“It’s extraordinary – there is no precedent for it,” Don said. “There is a very strict code among house managers in Oxford and Cambridge that you act collegially. This is a very basic principle.
“This means that it is not for one quorum to tell another quorum how to conduct its business.”
But the dismay of Professor Tunstall and the other senior professors who joined the boycott runs far deeper than the feeling that they betrayed their colleagues by speaking out.
“This boycott shows the ugly intolerance of its supporters, who simply will not live with any point of view other than their own and are ready to punish students for imposing their will,” said Nigel Biggar, regius professor of moral theology and pastoral care in Oxford.
“Having failed to convince, they now use force. Such authoritarianism has no place in a university that claims to be liberal ”.
Professor Biggar, who heads the Oxford McDonald’s Center for Theology, Ethics and Public Life, is currently leading a project on ‘Ethics and Empire’, which analyzes the impact of the Great Imperial past. -Brittany.
In 2017, academics launched a scathing attack on Professor Biggar after suggesting that people should be “proud” of aspects of their imperialist past.
“Someone who was properly liberal should accept a decision with which he does not agree. Otherwise all we have is the expression of deep feelings and civil war, ”he said.
Why Oxford is the epicenter of the crisis
For some, this episode shed light on what many in Oxford have known for some time: that the university is no longer the stronghold of the institution it once was.
“Oxford’s exterior image is deeply misleading,” Don said. “Although it has this reputation of being a center of tradition, it is really not in all respects that counts in the end.
“There are still ancient customs in some colleges – wearing dresses for formal dinners, for example. But it’s nothing more than exterior dressings.
“In terms of politics and political outlook, there is nothing traditional about Oxford anymore. With a few exceptions, Oxford’s guardians and fellows are politically on the left and in many cases very on the left.
He said this is part of a larger phenomenon, since academics tend to lean to the left. But this causes particular tension at a university like Oxford which is “likely to have ties to historical figures whom far-left academic staff despise.” He added: “This is the fundamental reason why Oxford in particular is the epicenter of this type of crisis.”

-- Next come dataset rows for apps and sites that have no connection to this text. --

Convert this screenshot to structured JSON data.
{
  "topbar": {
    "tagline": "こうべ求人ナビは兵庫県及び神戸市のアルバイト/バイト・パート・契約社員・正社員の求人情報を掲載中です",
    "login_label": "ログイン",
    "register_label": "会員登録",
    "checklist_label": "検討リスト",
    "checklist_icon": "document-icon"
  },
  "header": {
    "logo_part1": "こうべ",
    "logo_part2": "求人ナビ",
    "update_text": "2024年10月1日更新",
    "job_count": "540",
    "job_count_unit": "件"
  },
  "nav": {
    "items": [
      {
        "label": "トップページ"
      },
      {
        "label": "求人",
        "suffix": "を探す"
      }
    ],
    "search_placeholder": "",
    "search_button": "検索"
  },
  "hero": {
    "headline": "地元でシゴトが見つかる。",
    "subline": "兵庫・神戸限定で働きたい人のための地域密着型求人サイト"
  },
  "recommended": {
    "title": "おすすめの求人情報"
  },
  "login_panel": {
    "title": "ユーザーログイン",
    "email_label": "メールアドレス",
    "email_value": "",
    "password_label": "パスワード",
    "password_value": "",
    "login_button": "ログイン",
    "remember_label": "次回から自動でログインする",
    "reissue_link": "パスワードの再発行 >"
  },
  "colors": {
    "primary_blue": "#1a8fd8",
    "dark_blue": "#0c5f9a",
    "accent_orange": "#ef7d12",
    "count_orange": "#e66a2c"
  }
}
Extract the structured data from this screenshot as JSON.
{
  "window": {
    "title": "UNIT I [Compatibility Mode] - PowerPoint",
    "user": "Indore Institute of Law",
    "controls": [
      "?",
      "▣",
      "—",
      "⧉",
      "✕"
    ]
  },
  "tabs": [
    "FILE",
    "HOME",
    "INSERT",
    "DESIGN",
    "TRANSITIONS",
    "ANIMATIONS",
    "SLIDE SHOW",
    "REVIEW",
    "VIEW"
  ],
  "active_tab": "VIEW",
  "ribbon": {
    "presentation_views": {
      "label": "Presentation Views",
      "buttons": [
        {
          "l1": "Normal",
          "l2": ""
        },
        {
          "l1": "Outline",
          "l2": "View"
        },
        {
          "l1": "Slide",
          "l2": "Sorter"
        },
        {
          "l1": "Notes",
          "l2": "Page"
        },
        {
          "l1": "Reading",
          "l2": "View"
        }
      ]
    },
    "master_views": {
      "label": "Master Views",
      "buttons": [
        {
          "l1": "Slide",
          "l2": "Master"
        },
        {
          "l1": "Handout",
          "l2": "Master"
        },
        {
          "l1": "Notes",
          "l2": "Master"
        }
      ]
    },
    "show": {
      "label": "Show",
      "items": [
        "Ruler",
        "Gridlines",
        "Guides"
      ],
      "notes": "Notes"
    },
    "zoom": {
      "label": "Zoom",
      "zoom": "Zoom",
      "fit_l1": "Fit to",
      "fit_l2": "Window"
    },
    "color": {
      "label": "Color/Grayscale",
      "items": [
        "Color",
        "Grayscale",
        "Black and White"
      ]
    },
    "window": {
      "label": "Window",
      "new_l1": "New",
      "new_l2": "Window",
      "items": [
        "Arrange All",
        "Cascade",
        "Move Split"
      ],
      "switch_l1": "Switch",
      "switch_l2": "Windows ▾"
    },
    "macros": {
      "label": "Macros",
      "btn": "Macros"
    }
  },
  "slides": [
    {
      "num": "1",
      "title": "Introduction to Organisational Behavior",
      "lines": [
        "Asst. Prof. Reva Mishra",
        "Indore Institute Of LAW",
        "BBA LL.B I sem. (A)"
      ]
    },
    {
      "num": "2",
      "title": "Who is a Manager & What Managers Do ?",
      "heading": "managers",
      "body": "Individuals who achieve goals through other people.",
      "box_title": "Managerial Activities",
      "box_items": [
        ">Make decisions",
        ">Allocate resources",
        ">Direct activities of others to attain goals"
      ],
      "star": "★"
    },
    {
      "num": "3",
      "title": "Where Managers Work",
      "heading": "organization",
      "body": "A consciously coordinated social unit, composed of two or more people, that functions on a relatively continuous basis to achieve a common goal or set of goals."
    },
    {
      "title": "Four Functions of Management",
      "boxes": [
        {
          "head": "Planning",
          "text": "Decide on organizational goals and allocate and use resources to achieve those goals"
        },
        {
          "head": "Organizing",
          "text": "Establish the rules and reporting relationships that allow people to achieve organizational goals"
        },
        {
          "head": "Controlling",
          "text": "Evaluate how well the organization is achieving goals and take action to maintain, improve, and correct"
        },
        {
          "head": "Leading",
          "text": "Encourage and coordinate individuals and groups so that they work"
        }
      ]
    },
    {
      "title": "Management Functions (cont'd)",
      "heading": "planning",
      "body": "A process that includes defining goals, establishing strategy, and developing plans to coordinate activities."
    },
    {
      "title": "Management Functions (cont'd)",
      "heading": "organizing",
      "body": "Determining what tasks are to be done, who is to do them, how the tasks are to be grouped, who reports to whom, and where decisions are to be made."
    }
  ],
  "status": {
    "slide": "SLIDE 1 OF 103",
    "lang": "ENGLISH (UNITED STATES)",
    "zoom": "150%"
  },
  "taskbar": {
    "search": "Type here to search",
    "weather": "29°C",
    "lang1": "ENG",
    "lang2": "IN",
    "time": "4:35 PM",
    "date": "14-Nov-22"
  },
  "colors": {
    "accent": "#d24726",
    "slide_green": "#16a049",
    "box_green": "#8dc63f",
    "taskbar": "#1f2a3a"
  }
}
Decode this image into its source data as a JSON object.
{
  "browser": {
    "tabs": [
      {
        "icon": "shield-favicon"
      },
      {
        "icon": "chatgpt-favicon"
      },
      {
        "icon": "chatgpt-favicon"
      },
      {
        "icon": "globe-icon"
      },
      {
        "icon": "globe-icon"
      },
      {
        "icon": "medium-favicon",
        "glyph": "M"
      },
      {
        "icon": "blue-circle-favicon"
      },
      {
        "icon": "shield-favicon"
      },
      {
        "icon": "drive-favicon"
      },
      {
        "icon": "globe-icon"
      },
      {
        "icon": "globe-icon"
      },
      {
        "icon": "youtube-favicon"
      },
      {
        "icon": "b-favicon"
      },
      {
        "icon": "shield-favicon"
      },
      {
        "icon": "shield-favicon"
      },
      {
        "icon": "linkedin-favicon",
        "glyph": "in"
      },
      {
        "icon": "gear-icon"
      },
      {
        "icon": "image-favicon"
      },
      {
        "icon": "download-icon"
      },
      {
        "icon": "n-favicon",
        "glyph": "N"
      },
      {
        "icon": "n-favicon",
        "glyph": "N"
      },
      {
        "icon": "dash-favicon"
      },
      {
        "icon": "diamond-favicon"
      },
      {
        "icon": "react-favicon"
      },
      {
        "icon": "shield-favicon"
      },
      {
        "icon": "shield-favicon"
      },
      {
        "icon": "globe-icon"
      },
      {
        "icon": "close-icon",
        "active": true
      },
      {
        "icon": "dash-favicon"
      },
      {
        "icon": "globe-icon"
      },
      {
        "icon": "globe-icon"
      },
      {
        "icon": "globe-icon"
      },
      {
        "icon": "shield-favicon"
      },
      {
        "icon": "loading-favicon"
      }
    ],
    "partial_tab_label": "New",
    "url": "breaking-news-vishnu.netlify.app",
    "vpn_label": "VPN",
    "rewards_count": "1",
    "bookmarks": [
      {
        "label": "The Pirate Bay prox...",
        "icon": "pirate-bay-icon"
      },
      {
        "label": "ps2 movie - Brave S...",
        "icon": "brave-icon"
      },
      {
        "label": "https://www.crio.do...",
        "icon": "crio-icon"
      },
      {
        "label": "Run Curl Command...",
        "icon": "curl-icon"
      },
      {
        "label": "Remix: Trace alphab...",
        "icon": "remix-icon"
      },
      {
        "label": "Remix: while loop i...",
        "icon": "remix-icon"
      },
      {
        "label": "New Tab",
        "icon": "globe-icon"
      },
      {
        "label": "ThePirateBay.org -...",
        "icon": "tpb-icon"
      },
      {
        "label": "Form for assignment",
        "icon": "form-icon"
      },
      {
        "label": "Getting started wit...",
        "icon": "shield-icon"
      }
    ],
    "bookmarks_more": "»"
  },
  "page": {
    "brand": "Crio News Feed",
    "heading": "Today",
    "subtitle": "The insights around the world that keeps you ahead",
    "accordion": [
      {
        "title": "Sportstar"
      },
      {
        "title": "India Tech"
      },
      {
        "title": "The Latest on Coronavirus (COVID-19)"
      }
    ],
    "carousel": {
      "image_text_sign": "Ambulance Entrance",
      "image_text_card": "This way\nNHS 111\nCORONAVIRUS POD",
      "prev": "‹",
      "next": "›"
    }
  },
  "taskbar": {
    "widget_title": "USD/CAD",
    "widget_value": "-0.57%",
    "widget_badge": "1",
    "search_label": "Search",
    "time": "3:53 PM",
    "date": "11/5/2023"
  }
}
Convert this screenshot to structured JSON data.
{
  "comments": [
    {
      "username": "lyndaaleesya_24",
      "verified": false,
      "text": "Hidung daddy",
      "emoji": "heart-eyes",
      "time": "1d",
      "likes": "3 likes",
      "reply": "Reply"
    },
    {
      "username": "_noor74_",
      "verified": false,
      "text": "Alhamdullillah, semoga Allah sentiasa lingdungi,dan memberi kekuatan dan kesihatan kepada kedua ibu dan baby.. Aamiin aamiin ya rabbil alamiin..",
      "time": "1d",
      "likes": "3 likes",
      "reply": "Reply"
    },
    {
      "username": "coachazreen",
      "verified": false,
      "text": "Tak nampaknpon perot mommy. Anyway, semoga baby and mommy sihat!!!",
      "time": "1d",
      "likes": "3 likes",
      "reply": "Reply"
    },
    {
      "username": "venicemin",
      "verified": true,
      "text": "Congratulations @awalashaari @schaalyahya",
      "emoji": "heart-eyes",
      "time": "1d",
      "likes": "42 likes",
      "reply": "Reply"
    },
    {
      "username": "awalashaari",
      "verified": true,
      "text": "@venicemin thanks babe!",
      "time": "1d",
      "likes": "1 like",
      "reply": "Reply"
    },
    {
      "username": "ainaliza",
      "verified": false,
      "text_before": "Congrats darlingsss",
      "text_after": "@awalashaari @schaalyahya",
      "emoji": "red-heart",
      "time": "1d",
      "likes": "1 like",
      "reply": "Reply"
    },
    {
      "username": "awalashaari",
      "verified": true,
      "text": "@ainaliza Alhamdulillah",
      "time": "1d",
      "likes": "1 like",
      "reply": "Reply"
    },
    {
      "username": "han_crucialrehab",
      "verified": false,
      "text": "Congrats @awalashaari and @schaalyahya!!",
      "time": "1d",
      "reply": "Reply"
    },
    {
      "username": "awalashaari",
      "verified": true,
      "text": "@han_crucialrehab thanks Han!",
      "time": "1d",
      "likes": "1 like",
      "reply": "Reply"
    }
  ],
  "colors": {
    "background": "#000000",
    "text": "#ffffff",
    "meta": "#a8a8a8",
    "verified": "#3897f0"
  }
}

Culture changes from above
It is not just grassroots academics who display leftist tendencies. Some donations have noted that in the past decade almost all head of household positions have gone to “a Blairite, a former head of a quango, or someone from a left-wing media organization.” which means that the culture is also changing. from the top.
In recent years, former Guardian editor Alan Rusbridger, ex-BBC Radio 4 controller Mark Damazer and former Observer editor Will Hutton have all been appointed as heads of the college.
Next month David Isaac, the current chairman of the Equality and Human Rights Commission and former chairman of the Stonewall charity, will replace Professor Tunstall as Worcester provost.